▶ _REQUIRED WORK_: For the entries below, state how many lines contain the string "this". Add nothing else.

--- DATA Enclosed Below ---

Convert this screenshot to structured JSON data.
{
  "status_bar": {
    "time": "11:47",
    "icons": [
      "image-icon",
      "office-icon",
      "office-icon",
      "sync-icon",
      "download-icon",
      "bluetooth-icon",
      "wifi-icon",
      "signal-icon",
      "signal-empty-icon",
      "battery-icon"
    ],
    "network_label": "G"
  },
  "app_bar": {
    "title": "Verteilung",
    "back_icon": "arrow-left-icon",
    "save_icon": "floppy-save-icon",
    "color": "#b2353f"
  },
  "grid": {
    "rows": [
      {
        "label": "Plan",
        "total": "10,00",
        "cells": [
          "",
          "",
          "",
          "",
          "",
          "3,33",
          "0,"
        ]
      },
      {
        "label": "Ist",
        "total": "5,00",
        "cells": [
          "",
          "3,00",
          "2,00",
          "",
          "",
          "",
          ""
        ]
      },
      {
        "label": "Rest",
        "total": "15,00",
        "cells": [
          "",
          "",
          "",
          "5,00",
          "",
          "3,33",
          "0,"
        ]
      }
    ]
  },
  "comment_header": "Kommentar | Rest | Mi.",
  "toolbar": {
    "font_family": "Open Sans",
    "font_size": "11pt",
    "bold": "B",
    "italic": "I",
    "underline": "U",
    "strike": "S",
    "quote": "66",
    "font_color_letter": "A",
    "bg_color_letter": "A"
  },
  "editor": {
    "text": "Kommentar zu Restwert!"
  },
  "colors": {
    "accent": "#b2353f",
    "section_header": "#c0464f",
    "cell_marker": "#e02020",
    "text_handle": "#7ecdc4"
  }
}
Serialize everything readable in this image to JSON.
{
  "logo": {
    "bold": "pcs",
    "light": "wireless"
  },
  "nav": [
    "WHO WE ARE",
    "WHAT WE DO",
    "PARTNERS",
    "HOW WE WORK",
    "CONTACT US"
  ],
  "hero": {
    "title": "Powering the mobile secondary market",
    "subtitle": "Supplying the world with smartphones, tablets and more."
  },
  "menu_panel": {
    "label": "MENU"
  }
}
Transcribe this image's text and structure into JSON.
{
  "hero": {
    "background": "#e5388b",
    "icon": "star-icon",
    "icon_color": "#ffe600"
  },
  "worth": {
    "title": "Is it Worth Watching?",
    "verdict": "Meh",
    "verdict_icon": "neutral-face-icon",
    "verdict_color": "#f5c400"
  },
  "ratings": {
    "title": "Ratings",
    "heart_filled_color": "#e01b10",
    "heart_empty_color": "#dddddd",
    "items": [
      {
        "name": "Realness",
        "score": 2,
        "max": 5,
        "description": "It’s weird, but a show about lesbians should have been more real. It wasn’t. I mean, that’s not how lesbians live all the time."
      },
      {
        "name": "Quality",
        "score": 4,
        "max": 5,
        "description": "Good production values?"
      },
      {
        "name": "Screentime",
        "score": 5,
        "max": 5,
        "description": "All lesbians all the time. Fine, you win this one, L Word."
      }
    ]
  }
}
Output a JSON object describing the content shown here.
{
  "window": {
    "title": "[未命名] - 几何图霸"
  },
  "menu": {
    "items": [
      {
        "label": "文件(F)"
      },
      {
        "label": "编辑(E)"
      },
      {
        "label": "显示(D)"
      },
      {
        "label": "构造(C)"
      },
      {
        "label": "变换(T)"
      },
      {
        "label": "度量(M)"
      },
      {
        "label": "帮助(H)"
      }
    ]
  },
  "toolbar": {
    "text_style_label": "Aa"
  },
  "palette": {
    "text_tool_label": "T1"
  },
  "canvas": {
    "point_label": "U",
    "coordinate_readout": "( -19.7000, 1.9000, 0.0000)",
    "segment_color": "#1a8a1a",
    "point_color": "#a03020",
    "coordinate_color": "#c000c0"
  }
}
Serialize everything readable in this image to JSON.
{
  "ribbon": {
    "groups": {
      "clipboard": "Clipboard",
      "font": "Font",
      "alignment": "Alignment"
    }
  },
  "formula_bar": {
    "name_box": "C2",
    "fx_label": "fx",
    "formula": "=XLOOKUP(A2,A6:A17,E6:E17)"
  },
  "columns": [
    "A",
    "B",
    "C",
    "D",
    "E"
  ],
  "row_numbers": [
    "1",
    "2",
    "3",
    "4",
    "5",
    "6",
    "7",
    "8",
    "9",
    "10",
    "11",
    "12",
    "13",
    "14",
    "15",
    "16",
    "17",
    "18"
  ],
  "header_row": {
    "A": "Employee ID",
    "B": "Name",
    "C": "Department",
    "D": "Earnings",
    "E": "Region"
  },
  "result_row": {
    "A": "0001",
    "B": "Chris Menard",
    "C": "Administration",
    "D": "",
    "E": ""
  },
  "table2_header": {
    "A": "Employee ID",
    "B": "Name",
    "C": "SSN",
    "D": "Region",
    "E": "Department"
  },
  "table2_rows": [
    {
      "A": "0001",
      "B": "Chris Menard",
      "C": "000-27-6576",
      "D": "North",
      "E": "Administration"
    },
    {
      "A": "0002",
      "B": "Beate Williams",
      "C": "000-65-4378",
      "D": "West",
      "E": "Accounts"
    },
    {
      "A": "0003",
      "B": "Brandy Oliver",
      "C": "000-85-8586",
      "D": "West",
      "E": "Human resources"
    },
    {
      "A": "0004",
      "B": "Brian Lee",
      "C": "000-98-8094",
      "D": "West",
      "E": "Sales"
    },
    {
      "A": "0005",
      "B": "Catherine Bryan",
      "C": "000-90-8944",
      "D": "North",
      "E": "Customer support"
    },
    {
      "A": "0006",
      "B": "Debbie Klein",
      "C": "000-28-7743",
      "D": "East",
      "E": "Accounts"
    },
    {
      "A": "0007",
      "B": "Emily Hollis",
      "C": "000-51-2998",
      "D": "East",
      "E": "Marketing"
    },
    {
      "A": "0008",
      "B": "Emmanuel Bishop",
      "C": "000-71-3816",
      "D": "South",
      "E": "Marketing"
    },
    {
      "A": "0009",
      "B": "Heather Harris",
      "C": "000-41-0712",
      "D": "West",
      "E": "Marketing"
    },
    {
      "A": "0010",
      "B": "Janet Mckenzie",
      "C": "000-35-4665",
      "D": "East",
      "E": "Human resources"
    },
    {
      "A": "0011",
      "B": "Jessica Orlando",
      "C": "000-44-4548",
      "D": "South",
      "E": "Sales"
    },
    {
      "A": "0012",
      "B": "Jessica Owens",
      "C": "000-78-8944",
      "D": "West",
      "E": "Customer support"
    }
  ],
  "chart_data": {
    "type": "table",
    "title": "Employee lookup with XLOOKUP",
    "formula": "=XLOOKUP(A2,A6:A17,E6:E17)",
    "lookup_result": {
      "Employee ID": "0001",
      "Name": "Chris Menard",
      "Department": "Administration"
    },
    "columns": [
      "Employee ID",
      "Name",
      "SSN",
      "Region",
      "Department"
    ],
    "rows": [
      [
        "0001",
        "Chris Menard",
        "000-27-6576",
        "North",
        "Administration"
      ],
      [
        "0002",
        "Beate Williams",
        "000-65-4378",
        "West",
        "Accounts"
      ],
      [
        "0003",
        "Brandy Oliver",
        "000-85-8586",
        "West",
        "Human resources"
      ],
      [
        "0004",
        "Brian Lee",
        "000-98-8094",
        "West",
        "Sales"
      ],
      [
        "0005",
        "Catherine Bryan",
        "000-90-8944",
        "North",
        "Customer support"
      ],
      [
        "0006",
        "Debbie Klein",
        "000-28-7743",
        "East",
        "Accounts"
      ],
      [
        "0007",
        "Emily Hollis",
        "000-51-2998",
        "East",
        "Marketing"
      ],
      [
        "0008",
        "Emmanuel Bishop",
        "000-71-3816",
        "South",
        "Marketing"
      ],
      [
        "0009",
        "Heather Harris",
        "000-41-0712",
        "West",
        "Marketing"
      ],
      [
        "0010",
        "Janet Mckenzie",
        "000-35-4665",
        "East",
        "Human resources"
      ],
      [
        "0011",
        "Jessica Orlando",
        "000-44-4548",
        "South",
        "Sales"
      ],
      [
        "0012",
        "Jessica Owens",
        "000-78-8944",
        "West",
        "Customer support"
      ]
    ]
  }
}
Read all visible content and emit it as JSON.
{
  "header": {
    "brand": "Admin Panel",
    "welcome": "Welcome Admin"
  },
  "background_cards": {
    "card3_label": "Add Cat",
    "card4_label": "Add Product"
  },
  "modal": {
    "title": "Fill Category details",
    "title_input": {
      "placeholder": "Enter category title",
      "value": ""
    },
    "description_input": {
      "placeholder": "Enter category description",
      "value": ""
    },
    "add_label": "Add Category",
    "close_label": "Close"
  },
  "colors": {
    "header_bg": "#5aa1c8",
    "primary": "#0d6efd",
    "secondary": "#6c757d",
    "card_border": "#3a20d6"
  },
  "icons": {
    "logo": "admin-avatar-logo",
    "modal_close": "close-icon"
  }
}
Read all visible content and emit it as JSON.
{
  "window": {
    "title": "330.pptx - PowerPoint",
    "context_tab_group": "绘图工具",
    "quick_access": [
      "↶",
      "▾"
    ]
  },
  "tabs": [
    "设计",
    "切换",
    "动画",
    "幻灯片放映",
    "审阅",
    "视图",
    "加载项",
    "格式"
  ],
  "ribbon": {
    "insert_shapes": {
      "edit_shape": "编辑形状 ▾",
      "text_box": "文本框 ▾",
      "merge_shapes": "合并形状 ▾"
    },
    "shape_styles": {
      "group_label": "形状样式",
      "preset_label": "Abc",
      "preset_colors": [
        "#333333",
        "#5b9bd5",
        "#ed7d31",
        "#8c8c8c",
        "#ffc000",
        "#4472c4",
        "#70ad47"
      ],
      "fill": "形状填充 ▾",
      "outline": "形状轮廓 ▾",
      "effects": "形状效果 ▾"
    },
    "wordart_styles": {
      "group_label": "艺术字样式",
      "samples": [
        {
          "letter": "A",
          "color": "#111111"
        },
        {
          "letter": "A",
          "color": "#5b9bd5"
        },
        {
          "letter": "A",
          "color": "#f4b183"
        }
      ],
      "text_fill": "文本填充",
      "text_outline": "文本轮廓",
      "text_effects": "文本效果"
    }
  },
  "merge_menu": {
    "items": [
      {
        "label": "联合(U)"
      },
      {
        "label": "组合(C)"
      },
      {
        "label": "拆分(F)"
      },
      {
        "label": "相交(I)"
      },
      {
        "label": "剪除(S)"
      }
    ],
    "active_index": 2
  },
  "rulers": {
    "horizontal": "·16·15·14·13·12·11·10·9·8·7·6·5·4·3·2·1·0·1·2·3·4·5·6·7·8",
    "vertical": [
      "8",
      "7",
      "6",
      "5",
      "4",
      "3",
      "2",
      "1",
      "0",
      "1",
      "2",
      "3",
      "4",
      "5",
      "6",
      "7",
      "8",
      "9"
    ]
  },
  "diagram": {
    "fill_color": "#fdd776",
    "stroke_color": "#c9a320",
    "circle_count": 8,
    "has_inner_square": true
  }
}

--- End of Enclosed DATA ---

▶ _ANSWER BOX_: 5